(Beginning of DATA LISTING)
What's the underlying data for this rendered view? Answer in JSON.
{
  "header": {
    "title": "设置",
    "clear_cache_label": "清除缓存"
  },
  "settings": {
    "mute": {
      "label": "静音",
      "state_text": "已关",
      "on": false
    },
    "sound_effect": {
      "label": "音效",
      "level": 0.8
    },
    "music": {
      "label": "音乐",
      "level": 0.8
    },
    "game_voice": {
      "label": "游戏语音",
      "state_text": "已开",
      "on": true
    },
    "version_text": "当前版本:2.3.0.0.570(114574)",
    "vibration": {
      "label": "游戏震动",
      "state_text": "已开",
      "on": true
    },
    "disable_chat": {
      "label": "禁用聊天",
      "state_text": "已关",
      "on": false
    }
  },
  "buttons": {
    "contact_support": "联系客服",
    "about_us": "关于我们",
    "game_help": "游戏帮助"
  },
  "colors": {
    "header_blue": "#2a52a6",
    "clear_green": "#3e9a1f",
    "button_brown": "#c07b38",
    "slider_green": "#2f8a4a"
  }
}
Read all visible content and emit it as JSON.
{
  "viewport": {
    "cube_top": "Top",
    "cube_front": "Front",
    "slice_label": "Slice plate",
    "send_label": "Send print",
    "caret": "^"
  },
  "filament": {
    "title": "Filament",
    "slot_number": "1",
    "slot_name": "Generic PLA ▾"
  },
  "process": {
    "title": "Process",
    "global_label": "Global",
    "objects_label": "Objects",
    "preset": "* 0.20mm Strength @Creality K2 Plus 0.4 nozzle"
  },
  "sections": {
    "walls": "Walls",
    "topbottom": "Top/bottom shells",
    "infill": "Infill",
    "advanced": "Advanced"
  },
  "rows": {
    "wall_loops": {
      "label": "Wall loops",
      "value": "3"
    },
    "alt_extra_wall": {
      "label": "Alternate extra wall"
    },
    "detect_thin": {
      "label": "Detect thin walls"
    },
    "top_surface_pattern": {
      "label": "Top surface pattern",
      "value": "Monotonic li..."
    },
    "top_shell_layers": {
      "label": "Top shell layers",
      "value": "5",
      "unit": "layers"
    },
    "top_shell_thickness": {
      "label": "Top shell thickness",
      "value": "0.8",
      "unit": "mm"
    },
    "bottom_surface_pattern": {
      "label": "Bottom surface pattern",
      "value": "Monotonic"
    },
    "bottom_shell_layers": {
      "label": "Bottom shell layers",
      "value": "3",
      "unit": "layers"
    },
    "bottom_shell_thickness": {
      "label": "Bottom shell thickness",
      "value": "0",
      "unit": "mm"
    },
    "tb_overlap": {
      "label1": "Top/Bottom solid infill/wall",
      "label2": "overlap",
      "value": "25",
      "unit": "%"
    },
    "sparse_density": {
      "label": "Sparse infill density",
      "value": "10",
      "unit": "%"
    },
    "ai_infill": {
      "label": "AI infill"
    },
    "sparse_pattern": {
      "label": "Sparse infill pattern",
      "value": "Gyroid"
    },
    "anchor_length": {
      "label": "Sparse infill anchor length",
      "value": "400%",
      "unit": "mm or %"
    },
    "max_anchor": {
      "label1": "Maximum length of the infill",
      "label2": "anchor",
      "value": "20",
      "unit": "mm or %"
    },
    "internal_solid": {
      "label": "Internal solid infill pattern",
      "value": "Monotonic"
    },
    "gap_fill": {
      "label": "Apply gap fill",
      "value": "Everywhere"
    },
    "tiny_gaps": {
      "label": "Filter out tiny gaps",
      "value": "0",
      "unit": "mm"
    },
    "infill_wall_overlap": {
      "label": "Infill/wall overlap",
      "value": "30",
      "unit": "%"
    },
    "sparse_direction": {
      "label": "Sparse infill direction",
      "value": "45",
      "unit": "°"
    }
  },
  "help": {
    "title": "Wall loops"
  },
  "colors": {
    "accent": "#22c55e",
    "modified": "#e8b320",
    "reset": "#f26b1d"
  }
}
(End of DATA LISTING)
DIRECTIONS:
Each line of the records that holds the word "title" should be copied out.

EXPECTED ANSWER:
    "title": "设置",
    "title": "Filament",
    "title": "Process",
    "title": "Wall loops"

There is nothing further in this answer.